Why? This is because Italy as we know it today did not exist until that date. On March 17, 1861 all people who were born in the territories which became Italy were automatically given Italian citizenship. If your ancestor was not alive on that date, s/he never was actually Italian. Pretty amazing to think, right? Also, if your ancestor had naturalized as a citizen of another country before that date, s/he never had a chance to obtain Italian citizenship.
2. Your last Italian-born ancestor did not naturalize (or never naturalized at all) as a citizen of another country before s/he had his or her child.
Let me explain with a hypothetical. Let’s say you are claiming Italian dual citizenship through your paternal grandfather (dad’s dad) who was born in Italy. Your grandfather must not have become a naturalized citizen of the United State (or any other country) before the birth of your father. This is because Italian citizenship is passed by way of jure sanguinis—Latin for “by right of the blood.” Thus, if your father was born to an Italian father, he was passed down with Italian citizenship. But, if your father was born to a dad who lost his Italian citizenship already by naturalizing before your dad was born, then the Italian citizenship did not get a chance to pass on.
3. Your last Italian-born ancestor must have naturalized after July 1, 1912.
This is the date that the current modern Italian citizenship law came into effect (with subsequent modifications and amendments, of course). It used to be that Italian consulates applied the law retroactively and allowed people to apply even if their ancestors naturalized before this date, but as of the time of this writing no consulate in the U.S. applies the law retroactively anymore.
People whose ancestors naturalized before this date may find luck applying in Italy, where many comuni apply the law retroactively.
4. If you have women in your line, their children must be born on or after January 1, 1948.
On this date, Italian women were finally given the right to pass down citizenship to their children. It’s crazy to think about, but up until this date when the Italian constitution came into force, women could not pass on Italian citizenship!
In a situation where you have a maternal relative of Italian descent, in order for you to apply via either a consulate or directly in Italy, your female relative must have had her child on or after January 1, 1948. Otherwise, you will be turned away.

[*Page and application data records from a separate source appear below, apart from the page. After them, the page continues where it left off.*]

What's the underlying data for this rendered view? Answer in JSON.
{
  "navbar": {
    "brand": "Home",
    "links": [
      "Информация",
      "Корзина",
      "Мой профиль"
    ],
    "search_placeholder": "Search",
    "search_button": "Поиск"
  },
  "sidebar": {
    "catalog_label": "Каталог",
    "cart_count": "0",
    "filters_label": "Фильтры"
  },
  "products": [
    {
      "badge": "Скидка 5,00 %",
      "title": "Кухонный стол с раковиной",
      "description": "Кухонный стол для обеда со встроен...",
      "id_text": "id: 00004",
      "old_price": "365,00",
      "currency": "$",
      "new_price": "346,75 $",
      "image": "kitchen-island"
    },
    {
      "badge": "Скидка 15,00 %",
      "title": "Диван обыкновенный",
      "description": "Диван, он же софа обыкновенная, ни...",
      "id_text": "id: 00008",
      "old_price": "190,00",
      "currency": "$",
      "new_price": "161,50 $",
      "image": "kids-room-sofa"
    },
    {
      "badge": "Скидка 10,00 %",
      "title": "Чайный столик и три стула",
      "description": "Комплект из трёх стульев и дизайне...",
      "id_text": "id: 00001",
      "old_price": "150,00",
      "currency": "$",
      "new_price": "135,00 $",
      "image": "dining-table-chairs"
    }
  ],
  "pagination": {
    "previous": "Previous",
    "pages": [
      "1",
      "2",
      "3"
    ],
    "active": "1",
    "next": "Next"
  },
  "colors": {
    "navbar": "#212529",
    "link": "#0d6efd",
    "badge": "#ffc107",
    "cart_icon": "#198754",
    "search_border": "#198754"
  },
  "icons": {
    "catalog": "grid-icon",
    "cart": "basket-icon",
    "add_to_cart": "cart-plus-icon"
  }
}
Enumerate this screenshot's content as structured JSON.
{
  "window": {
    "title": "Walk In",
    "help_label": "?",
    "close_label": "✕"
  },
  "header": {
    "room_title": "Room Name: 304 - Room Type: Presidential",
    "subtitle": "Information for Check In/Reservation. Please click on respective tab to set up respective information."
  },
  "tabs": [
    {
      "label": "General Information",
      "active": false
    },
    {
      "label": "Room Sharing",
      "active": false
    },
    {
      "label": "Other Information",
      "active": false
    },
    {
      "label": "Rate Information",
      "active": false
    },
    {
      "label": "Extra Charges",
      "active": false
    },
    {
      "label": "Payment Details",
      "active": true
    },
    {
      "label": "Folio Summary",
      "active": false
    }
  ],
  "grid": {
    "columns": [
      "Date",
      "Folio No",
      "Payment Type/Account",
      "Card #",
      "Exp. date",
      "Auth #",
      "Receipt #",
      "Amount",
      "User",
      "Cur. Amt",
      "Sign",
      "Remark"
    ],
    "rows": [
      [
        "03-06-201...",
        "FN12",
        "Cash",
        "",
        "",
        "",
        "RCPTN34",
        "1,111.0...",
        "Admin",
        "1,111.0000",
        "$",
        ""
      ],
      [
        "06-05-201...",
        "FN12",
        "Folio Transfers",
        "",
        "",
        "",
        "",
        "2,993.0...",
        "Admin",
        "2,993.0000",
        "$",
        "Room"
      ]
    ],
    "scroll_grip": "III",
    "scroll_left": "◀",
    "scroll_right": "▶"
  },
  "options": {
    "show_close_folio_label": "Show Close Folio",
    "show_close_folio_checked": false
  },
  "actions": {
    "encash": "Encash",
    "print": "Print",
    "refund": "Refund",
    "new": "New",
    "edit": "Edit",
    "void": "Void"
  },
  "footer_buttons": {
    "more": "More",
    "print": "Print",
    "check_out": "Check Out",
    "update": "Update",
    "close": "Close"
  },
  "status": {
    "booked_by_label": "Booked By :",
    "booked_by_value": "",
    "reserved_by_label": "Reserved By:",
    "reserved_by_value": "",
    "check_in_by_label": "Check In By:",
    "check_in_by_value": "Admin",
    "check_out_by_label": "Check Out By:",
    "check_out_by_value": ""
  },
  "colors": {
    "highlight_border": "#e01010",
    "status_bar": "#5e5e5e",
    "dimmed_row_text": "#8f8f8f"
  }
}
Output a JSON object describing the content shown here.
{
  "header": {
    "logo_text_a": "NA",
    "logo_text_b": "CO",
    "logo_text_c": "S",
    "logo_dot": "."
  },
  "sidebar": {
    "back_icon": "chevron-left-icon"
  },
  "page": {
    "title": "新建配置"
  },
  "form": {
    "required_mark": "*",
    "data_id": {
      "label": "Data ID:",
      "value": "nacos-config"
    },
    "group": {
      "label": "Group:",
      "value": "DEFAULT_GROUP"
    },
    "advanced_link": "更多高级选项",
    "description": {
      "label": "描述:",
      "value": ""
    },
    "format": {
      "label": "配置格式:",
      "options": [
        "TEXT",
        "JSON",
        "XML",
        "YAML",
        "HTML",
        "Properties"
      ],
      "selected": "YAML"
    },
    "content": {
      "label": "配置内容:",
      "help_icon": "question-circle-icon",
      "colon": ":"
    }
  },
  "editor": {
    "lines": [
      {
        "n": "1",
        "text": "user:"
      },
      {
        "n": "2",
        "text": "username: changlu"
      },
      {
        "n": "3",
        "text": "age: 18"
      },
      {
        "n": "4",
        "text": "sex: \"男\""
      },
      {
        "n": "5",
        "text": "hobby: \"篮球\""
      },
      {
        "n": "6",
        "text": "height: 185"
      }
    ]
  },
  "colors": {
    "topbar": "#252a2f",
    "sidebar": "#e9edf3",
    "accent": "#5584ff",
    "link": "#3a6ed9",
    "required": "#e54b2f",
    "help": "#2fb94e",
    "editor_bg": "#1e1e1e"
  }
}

However, all is not lost! The Italian courts have time and time again recognized the unfairness of this law. If you still want to obtain Italian dual citizenship but have what is known as a “1948 case” you can hire an Italian attorney to try the case for you in Rome. S/he will argue the unconstitutionality of the law. You do not need to be present in Italy for this, and can give them power of attorney for you. To date, these lawsuits have been very successful.